Data records for software interfaces:
=== Section Start ===

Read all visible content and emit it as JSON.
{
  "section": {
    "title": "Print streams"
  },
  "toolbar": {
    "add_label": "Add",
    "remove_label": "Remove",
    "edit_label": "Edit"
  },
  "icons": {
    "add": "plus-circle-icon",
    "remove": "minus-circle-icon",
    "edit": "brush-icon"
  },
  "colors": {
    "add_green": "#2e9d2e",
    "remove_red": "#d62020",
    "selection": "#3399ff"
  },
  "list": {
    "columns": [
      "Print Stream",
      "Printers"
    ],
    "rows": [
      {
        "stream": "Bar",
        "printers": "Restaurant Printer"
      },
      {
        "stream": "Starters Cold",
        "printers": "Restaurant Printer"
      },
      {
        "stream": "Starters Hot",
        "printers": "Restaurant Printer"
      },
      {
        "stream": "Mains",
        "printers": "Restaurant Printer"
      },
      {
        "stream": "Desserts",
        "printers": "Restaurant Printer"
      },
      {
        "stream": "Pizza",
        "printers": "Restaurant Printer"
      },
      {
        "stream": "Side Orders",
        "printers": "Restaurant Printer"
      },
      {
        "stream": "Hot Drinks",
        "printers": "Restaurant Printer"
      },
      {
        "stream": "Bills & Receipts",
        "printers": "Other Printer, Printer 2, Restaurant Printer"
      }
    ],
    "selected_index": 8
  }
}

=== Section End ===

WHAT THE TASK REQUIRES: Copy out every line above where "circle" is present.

SOLUTION TO THIS PROBLEM:
    "add": "plus-circle-icon",
    "remove": "minus-circle-icon",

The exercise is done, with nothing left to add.